WORK TO BE COMPLETED:
Show all lines from the data that include the word "Character".

Data about app and page elements:
-*-

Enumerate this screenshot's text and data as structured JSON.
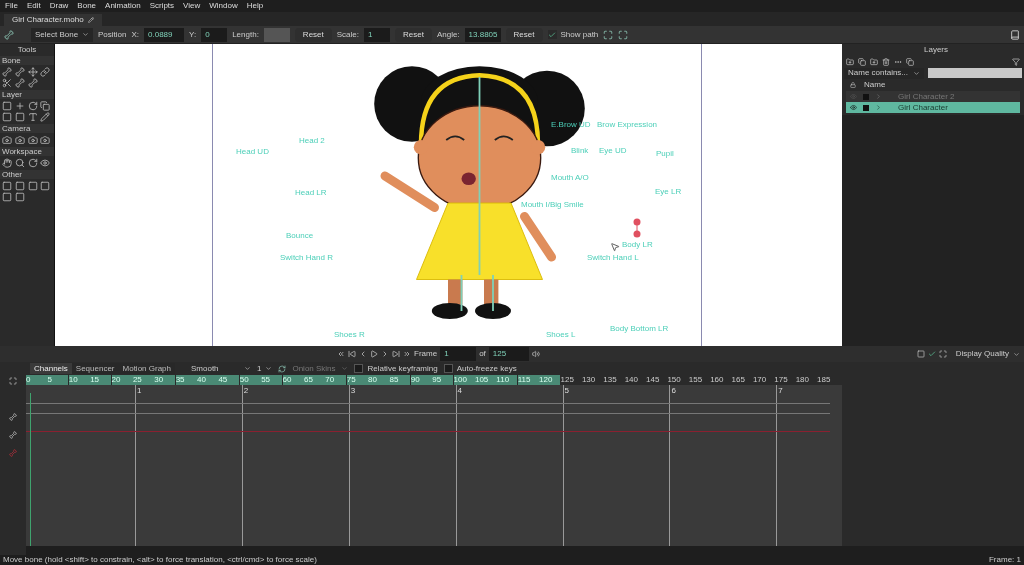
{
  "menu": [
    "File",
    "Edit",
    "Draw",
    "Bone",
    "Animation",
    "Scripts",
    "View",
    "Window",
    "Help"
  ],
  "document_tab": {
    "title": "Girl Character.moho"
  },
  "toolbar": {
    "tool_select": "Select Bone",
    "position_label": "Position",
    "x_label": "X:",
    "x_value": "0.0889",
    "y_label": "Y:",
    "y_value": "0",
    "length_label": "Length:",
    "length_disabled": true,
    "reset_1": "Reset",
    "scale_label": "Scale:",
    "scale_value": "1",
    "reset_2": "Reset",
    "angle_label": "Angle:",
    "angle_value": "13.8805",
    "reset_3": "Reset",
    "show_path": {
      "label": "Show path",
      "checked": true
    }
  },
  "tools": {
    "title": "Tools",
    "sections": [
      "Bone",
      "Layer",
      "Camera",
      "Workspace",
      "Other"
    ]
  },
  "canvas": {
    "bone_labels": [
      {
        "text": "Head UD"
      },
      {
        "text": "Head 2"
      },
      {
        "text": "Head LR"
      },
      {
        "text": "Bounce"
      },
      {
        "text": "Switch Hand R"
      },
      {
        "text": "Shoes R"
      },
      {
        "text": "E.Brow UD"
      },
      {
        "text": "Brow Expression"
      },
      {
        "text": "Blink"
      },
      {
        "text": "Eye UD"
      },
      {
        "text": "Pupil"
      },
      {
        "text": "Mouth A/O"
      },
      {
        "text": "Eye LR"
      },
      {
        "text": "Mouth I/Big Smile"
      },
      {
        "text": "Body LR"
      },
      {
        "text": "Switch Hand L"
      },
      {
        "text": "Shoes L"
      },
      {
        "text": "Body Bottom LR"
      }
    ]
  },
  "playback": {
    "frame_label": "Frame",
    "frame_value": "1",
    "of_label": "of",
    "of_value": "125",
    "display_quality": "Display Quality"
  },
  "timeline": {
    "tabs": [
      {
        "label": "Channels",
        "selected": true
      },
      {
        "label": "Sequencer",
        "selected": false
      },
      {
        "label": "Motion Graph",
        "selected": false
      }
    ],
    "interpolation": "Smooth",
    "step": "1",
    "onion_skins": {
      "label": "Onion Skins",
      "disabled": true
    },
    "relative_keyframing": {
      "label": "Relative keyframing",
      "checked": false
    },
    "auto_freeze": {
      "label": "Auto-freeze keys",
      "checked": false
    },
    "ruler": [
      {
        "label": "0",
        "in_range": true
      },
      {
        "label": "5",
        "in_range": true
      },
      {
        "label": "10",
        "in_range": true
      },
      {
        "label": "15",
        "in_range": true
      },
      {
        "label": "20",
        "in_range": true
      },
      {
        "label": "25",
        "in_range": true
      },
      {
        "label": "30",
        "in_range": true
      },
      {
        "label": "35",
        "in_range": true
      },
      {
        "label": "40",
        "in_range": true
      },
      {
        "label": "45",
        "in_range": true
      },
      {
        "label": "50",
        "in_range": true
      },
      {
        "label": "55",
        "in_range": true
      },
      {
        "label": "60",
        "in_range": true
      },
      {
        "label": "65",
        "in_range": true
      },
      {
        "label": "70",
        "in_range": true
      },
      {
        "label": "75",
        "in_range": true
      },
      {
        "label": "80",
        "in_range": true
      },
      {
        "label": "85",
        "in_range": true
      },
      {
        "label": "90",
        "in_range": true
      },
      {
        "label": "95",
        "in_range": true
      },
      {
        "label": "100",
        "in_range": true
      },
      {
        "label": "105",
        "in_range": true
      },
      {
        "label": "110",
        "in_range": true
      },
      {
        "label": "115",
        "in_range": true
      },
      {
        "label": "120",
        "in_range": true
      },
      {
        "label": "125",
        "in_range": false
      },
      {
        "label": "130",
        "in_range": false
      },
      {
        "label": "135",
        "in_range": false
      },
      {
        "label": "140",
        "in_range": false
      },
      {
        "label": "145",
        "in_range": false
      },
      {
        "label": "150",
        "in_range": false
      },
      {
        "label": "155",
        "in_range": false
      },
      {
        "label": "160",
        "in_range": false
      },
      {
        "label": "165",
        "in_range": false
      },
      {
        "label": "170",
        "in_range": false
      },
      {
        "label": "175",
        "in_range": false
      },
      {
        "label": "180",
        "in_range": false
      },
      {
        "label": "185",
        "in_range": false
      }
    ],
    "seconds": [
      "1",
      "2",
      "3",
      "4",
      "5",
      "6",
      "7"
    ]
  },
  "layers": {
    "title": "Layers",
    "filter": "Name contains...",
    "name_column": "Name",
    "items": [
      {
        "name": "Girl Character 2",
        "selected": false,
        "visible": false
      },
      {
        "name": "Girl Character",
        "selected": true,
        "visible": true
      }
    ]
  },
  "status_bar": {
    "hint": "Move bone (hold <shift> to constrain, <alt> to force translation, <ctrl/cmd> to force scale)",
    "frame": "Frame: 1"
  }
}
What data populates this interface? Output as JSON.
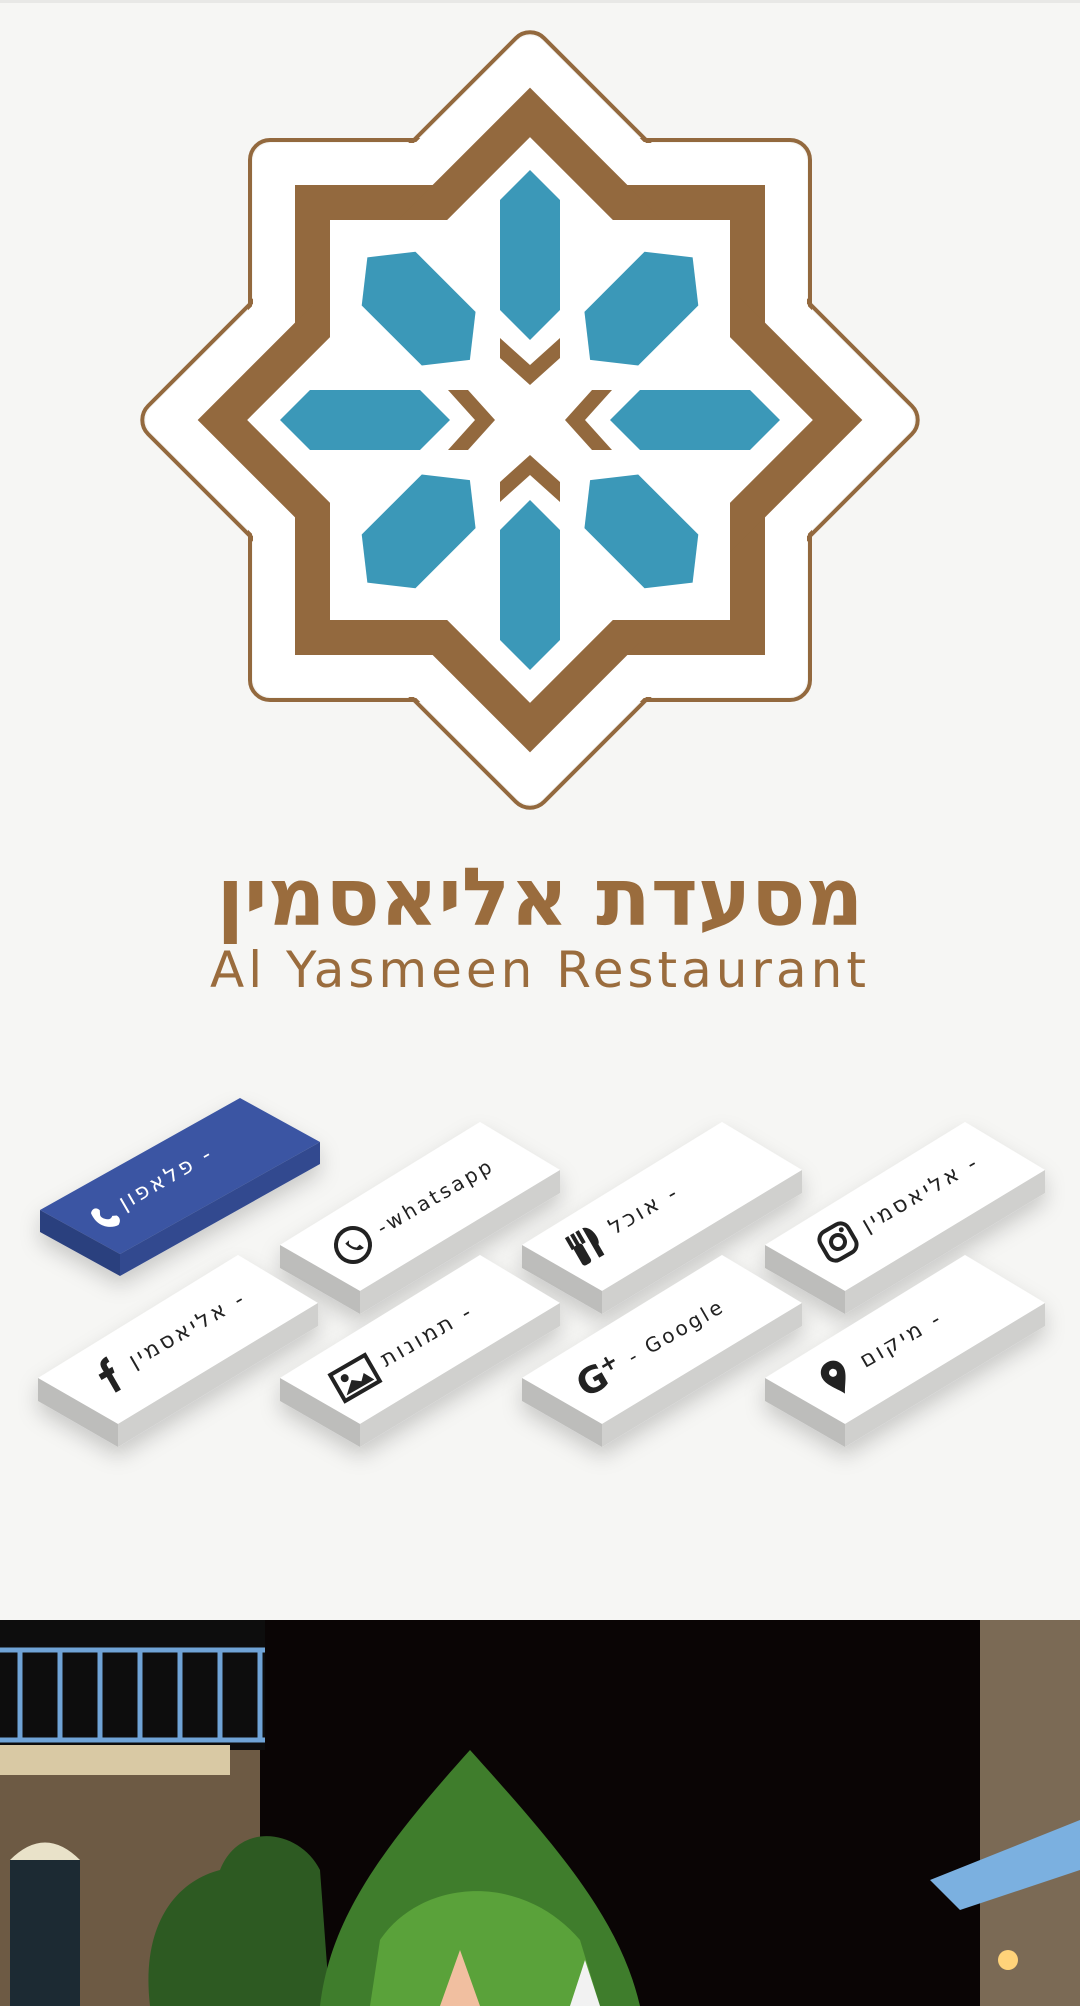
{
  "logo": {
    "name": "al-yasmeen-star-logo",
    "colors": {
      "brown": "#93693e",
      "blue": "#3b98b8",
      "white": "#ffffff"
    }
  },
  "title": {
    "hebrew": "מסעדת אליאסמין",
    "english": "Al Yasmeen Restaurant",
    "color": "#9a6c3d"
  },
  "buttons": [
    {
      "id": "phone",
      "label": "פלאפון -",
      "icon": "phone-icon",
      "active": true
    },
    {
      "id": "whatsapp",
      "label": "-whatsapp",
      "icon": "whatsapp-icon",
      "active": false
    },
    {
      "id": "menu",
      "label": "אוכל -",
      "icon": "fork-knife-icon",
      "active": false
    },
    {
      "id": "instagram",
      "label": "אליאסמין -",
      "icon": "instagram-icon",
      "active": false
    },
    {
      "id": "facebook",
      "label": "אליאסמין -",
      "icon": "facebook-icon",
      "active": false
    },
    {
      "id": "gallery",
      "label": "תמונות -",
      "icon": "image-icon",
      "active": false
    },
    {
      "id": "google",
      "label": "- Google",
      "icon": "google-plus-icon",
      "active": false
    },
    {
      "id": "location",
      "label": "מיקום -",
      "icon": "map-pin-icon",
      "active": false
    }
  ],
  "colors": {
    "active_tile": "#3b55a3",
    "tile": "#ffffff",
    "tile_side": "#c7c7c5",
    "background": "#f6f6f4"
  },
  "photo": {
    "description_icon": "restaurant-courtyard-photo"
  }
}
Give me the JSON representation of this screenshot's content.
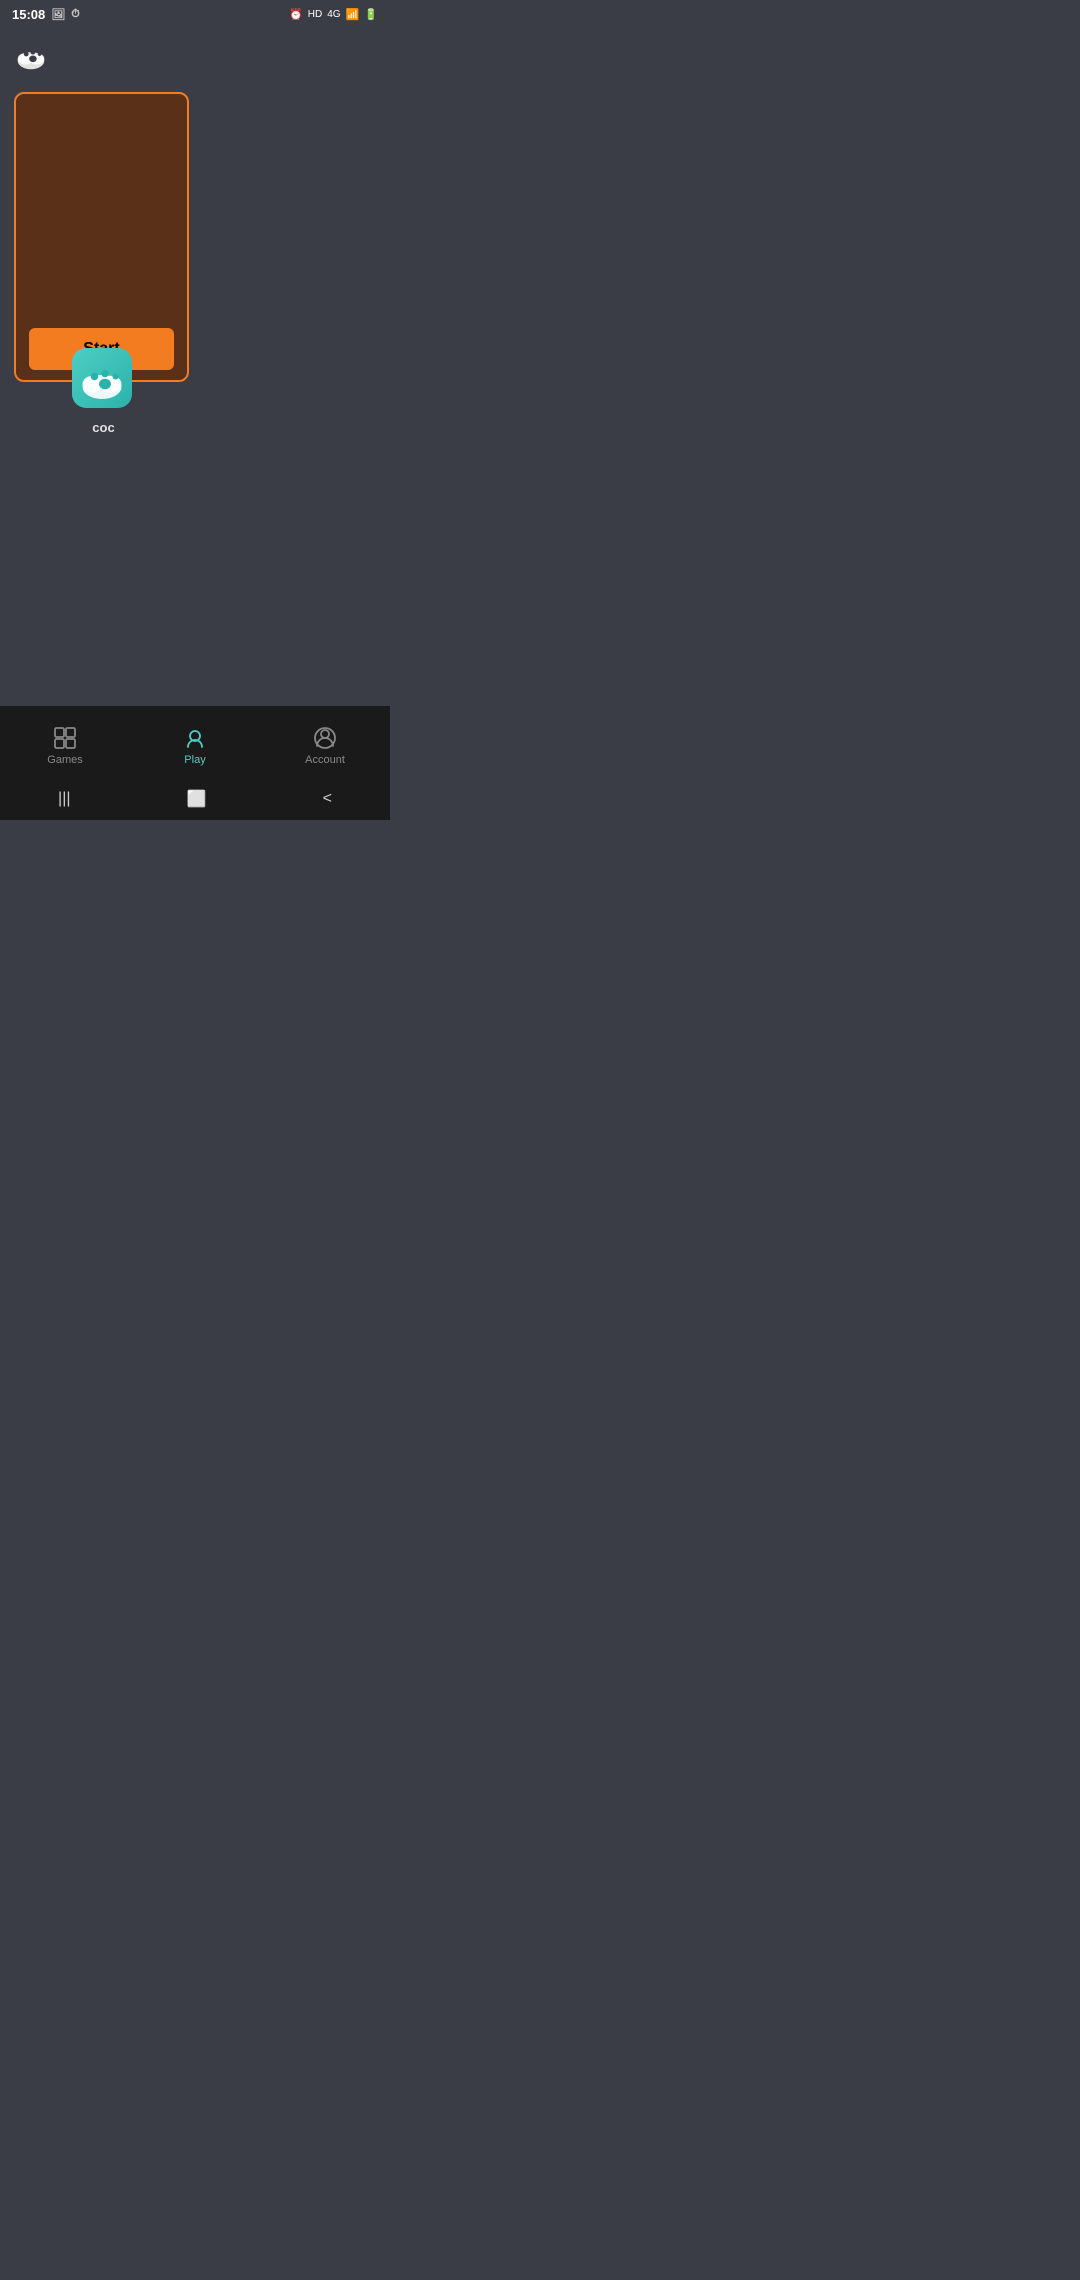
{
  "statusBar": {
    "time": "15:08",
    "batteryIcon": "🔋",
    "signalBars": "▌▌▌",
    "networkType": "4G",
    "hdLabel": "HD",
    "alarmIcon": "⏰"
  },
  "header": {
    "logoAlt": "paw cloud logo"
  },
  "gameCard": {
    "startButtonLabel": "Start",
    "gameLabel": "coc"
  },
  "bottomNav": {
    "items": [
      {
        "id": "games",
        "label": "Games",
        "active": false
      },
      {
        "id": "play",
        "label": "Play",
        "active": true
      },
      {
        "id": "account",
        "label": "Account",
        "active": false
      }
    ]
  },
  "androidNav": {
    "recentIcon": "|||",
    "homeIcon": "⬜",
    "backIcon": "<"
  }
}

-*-

RESULT:
    "title": "Girl Character.moho"
        "name": "Girl Character 2",
        "name": "Girl Character",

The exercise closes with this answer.